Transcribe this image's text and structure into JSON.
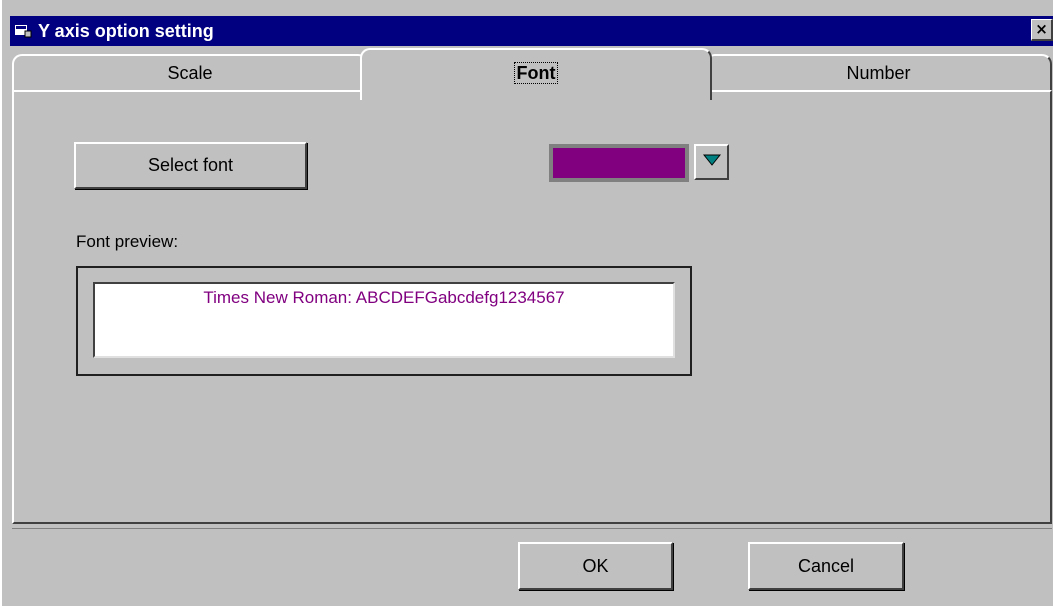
{
  "window": {
    "title": "Y axis option setting",
    "close_label": "×"
  },
  "tabs": [
    {
      "label": "Scale"
    },
    {
      "label": "Font"
    },
    {
      "label": "Number"
    }
  ],
  "font_page": {
    "select_font_label": "Select font",
    "color_value": "#800080",
    "preview_label": "Font preview:",
    "preview_text": "Times New Roman: ABCDEFGabcdefg1234567"
  },
  "buttons": {
    "ok_label": "OK",
    "cancel_label": "Cancel"
  },
  "icons": {
    "window_icon": "app-window-icon",
    "dropdown_icon": "triangle-down-icon"
  },
  "colors": {
    "title_bar": "#000080",
    "face": "#c0c0c0",
    "preview_text": "#800080",
    "dropdown_arrow": "#008080"
  }
}
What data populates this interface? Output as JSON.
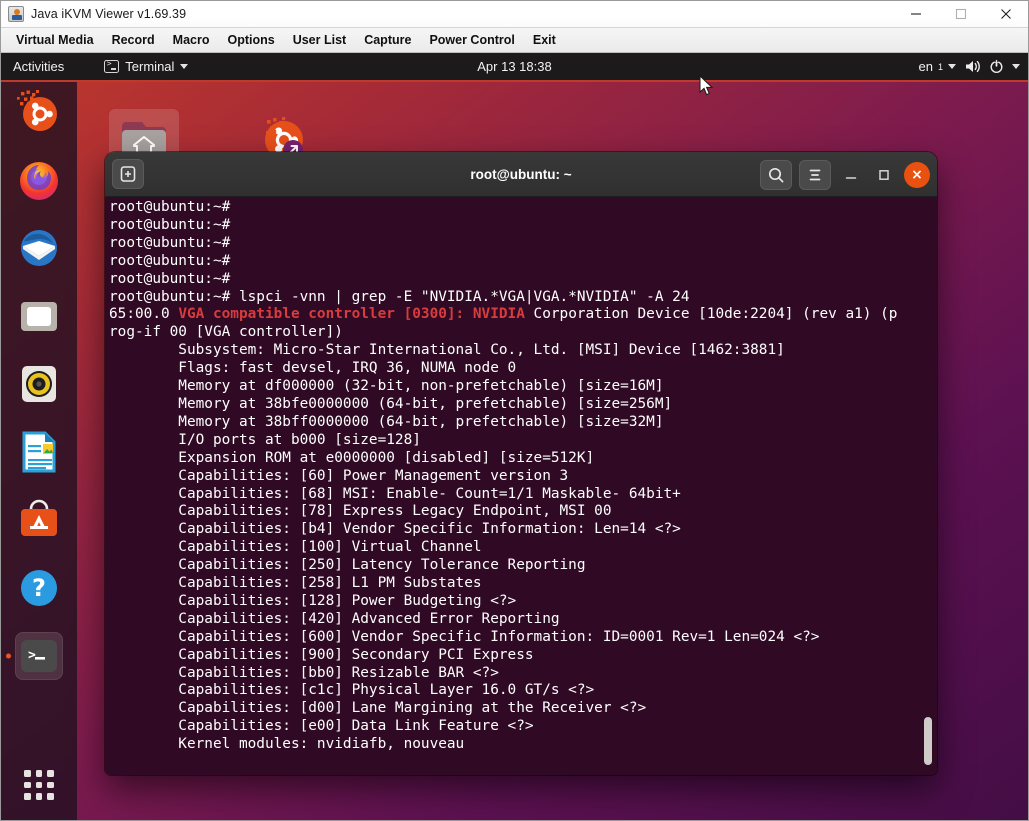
{
  "kvm": {
    "title": "Java iKVM Viewer v1.69.39",
    "app_icon": "java-icon",
    "menu": [
      {
        "label": "Virtual Media",
        "name": "menu-virtual-media"
      },
      {
        "label": "Record",
        "name": "menu-record"
      },
      {
        "label": "Macro",
        "name": "menu-macro"
      },
      {
        "label": "Options",
        "name": "menu-options"
      },
      {
        "label": "User List",
        "name": "menu-user-list"
      },
      {
        "label": "Capture",
        "name": "menu-capture"
      },
      {
        "label": "Power Control",
        "name": "menu-power-control"
      },
      {
        "label": "Exit",
        "name": "menu-exit"
      }
    ],
    "window_controls": {
      "minimize": "minimize-icon",
      "maximize": "maximize-icon",
      "close": "close-icon"
    }
  },
  "gnome_topbar": {
    "activities": "Activities",
    "app_menu": "Terminal",
    "clock": "Apr 13  18:38",
    "language": "en",
    "language_sub": "1",
    "volume_icon": "volume-icon",
    "power_icon": "power-icon",
    "accent_color": "#c0392b"
  },
  "dock": {
    "items": [
      {
        "name": "dock-item-ubuntu-software-store",
        "label": "Ubuntu",
        "icon": "ubuntu-logo-icon",
        "active": false
      },
      {
        "name": "dock-item-firefox",
        "label": "Firefox",
        "icon": "firefox-icon",
        "active": false
      },
      {
        "name": "dock-item-thunderbird",
        "label": "Thunderbird",
        "icon": "thunderbird-icon",
        "active": false
      },
      {
        "name": "dock-item-files",
        "label": "Files",
        "icon": "files-folder-icon",
        "active": false
      },
      {
        "name": "dock-item-rhythmbox",
        "label": "Rhythmbox",
        "icon": "speaker-icon",
        "active": false
      },
      {
        "name": "dock-item-libreoffice-writer",
        "label": "LibreOffice Writer",
        "icon": "document-icon",
        "active": false
      },
      {
        "name": "dock-item-ubuntu-software",
        "label": "Ubuntu Software",
        "icon": "software-bag-icon",
        "active": false
      },
      {
        "name": "dock-item-help",
        "label": "Help",
        "icon": "question-mark-icon",
        "active": false
      },
      {
        "name": "dock-item-terminal",
        "label": "Terminal",
        "icon": "terminal-icon",
        "active": true
      }
    ],
    "show_apps": "show-applications-icon"
  },
  "desktop_icons": [
    {
      "name": "desktop-icon-home",
      "label": "",
      "icon": "home-folder-icon"
    },
    {
      "name": "desktop-icon-install-ubuntu",
      "label": "",
      "icon": "install-ubuntu-icon"
    }
  ],
  "terminal": {
    "title": "root@ubuntu: ~",
    "new_tab_icon": "new-tab-icon",
    "search_icon": "search-icon",
    "menu_icon": "hamburger-menu-icon",
    "minimize_icon": "minimize-icon",
    "maximize_icon": "maximize-icon",
    "close_icon": "close-icon",
    "close_label": "×",
    "background_color": "#300a24",
    "grep_match_color": "#d83c3c",
    "lines": [
      {
        "text": "root@ubuntu:~#"
      },
      {
        "text": "root@ubuntu:~#"
      },
      {
        "text": "root@ubuntu:~#"
      },
      {
        "text": "root@ubuntu:~#"
      },
      {
        "text": "root@ubuntu:~#"
      },
      {
        "text": "root@ubuntu:~# lspci -vnn | grep -E \"NVIDIA.*VGA|VGA.*NVIDIA\" -A 24"
      },
      {
        "parts": [
          {
            "t": "65:00.0 ",
            "c": "normal"
          },
          {
            "t": "VGA compatible controller [0300]: NVIDIA",
            "c": "grep"
          },
          {
            "t": " Corporation Device [10de:2204] (rev a1) (p",
            "c": "normal"
          }
        ]
      },
      {
        "text": "rog-if 00 [VGA controller])"
      },
      {
        "text": "        Subsystem: Micro-Star International Co., Ltd. [MSI] Device [1462:3881]"
      },
      {
        "text": "        Flags: fast devsel, IRQ 36, NUMA node 0"
      },
      {
        "text": "        Memory at df000000 (32-bit, non-prefetchable) [size=16M]"
      },
      {
        "text": "        Memory at 38bfe0000000 (64-bit, prefetchable) [size=256M]"
      },
      {
        "text": "        Memory at 38bff0000000 (64-bit, prefetchable) [size=32M]"
      },
      {
        "text": "        I/O ports at b000 [size=128]"
      },
      {
        "text": "        Expansion ROM at e0000000 [disabled] [size=512K]"
      },
      {
        "text": "        Capabilities: [60] Power Management version 3"
      },
      {
        "text": "        Capabilities: [68] MSI: Enable- Count=1/1 Maskable- 64bit+"
      },
      {
        "text": "        Capabilities: [78] Express Legacy Endpoint, MSI 00"
      },
      {
        "text": "        Capabilities: [b4] Vendor Specific Information: Len=14 <?>"
      },
      {
        "text": "        Capabilities: [100] Virtual Channel"
      },
      {
        "text": "        Capabilities: [250] Latency Tolerance Reporting"
      },
      {
        "text": "        Capabilities: [258] L1 PM Substates"
      },
      {
        "text": "        Capabilities: [128] Power Budgeting <?>"
      },
      {
        "text": "        Capabilities: [420] Advanced Error Reporting"
      },
      {
        "text": "        Capabilities: [600] Vendor Specific Information: ID=0001 Rev=1 Len=024 <?>"
      },
      {
        "text": "        Capabilities: [900] Secondary PCI Express"
      },
      {
        "text": "        Capabilities: [bb0] Resizable BAR <?>"
      },
      {
        "text": "        Capabilities: [c1c] Physical Layer 16.0 GT/s <?>"
      },
      {
        "text": "        Capabilities: [d00] Lane Margining at the Receiver <?>"
      },
      {
        "text": "        Capabilities: [e00] Data Link Feature <?>"
      },
      {
        "text": "        Kernel modules: nvidiafb, nouveau"
      }
    ]
  }
}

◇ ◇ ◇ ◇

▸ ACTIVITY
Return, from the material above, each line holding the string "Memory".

▸ RESULT BELOW
        "text": "        Memory at df000000 (32-bit, non-prefetchable) [size=16M]"
        "text": "        Memory at 38bfe0000000 (64-bit, prefetchable) [size=256M]"
        "text": "        Memory at 38bff0000000 (64-bit, prefetchable) [size=32M]"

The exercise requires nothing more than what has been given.